◆ **Supplied information**:

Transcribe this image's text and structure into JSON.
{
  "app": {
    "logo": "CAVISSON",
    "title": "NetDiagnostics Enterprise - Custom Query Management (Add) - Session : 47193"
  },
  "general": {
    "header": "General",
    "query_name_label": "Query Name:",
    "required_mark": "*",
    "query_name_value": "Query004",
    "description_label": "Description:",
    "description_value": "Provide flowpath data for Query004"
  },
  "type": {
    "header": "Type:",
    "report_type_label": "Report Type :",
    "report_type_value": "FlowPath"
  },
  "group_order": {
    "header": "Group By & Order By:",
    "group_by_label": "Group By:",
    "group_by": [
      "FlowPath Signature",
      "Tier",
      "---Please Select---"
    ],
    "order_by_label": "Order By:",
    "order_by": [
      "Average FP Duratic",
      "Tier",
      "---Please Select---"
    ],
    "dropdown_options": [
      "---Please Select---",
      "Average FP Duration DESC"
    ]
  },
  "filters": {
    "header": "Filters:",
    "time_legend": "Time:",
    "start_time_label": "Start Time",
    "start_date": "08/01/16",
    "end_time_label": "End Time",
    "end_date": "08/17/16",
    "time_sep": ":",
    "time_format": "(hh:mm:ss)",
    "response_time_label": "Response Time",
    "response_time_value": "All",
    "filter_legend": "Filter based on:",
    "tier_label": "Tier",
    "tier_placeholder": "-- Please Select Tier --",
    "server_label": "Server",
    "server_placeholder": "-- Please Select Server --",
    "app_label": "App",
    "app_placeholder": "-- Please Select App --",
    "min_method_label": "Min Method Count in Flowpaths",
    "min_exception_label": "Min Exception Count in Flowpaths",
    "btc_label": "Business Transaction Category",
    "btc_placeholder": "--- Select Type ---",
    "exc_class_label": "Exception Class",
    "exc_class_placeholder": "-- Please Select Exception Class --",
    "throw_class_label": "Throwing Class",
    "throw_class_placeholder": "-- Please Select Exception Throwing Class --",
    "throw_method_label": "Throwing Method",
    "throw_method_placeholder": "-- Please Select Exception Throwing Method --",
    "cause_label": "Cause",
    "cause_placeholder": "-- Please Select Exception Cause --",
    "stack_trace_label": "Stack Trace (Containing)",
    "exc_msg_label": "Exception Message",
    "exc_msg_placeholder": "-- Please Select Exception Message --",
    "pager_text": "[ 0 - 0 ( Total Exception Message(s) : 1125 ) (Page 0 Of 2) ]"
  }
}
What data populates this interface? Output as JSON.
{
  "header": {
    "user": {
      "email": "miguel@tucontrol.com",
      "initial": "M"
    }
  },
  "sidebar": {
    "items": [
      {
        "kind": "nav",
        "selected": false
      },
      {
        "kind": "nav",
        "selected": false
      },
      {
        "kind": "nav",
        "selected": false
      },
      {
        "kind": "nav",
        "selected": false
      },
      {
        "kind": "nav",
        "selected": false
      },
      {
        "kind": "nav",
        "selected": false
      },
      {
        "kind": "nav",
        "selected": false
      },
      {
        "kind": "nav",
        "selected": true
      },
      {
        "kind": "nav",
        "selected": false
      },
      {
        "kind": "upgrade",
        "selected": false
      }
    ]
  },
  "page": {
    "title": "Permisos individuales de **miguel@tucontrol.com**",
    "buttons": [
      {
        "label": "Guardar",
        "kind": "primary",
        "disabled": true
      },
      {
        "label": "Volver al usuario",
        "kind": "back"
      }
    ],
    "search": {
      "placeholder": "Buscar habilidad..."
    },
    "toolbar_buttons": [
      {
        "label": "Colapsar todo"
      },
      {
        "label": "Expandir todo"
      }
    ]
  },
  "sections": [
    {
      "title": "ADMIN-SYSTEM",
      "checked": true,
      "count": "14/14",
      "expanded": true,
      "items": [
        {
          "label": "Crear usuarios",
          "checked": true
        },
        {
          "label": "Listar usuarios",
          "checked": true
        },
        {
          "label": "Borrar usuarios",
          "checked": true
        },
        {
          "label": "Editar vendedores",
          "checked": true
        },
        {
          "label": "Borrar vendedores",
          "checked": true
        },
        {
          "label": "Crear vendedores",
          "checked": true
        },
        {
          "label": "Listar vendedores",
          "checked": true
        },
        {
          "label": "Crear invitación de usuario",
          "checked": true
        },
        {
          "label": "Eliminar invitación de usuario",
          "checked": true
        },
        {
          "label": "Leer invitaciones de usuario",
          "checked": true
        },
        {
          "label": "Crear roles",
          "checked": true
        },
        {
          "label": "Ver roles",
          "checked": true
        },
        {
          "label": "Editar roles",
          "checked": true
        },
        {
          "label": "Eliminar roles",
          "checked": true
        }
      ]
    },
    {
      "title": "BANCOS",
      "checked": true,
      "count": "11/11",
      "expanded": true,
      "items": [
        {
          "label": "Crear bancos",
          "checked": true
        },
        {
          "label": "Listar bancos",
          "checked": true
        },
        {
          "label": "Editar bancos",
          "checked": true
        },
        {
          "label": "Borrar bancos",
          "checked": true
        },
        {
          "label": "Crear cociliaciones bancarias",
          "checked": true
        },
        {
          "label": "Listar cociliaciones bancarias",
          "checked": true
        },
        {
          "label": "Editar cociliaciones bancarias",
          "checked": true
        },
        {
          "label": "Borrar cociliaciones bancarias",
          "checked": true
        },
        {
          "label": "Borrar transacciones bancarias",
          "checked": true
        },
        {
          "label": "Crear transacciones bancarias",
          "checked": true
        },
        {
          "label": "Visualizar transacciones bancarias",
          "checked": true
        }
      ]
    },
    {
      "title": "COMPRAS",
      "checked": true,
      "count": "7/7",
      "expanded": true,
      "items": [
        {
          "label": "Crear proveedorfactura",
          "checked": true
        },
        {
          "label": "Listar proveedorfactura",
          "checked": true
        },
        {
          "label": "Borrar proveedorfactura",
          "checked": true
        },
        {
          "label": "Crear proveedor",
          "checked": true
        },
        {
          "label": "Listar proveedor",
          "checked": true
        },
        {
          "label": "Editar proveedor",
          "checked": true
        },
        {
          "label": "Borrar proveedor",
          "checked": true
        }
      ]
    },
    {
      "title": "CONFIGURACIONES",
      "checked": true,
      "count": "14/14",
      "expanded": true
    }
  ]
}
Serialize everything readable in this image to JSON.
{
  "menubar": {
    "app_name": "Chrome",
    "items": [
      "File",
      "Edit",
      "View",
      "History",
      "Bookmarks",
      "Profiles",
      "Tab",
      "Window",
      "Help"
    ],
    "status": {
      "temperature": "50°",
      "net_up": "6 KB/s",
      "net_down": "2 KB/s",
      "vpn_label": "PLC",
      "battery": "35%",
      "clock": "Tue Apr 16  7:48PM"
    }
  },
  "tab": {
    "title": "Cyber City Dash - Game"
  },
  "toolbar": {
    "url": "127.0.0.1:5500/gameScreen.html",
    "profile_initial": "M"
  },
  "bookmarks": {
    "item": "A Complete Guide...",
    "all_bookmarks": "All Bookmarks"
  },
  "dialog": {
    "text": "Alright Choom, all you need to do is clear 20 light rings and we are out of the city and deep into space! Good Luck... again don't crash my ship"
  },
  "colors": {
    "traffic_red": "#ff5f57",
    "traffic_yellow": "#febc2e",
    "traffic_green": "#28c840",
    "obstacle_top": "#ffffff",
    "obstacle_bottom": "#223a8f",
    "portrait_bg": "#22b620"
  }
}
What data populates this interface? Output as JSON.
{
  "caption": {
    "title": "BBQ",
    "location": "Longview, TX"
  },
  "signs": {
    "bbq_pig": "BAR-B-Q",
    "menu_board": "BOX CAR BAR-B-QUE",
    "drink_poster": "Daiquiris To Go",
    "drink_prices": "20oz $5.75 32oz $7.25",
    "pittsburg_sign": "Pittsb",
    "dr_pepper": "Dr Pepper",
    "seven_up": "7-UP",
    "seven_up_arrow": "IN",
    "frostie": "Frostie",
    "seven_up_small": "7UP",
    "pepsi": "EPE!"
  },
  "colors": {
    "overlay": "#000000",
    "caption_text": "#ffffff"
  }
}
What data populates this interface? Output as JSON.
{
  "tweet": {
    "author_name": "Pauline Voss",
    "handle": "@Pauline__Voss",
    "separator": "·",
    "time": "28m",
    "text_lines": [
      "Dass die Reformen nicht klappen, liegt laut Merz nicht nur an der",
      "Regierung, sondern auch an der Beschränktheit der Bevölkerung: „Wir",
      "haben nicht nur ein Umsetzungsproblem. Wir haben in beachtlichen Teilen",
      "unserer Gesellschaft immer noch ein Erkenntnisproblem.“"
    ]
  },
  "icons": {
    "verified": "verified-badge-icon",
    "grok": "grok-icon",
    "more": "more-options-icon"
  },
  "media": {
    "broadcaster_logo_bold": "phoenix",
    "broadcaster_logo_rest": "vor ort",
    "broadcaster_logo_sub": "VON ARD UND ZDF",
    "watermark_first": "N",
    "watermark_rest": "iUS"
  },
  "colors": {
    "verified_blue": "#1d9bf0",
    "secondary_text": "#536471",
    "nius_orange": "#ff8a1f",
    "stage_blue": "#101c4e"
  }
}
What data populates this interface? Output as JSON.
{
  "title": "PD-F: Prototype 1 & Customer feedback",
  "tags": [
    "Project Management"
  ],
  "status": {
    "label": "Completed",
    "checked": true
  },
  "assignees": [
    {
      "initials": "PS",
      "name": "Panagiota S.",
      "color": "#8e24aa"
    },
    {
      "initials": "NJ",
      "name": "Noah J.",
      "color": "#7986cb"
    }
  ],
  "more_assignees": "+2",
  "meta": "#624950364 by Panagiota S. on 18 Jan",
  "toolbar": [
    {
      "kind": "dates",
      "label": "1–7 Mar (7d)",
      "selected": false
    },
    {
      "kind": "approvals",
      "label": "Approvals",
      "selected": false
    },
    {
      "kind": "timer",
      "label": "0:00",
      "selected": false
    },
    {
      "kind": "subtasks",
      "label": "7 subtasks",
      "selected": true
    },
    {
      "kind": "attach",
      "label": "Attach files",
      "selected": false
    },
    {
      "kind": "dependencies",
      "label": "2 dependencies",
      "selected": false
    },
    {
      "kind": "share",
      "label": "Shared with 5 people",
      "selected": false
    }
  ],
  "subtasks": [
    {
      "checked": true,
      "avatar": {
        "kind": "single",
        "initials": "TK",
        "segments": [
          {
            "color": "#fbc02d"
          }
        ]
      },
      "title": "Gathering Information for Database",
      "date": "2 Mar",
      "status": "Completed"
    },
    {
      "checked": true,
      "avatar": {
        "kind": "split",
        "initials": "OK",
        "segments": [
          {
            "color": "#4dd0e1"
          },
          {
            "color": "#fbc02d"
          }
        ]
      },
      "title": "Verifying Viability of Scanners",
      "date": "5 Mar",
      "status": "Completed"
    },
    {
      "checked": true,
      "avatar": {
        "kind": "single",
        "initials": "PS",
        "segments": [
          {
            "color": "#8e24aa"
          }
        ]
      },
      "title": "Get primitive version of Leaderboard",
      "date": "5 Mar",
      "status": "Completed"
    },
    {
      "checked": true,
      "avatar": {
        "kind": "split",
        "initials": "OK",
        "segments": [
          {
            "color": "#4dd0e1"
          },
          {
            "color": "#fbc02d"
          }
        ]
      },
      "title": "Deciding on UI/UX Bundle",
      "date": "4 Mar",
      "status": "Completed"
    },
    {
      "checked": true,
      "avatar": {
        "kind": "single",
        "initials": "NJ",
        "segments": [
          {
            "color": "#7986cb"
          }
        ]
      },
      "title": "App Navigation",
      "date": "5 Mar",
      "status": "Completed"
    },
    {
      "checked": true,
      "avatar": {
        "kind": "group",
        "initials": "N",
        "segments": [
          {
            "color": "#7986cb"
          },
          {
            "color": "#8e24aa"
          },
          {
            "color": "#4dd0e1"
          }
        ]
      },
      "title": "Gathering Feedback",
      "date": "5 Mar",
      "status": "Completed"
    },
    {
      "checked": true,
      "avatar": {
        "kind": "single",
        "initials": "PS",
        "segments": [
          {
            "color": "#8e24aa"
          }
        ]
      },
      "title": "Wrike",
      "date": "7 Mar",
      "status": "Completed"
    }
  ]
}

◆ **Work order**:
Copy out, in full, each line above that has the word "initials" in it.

◆ **Result for this exercise**:
      "initials": "PS",
      "initials": "NJ",
        "initials": "TK",
        "initials": "OK",
        "initials": "PS",
        "initials": "OK",
        "initials": "NJ",
        "initials": "N",
        "initials": "PS",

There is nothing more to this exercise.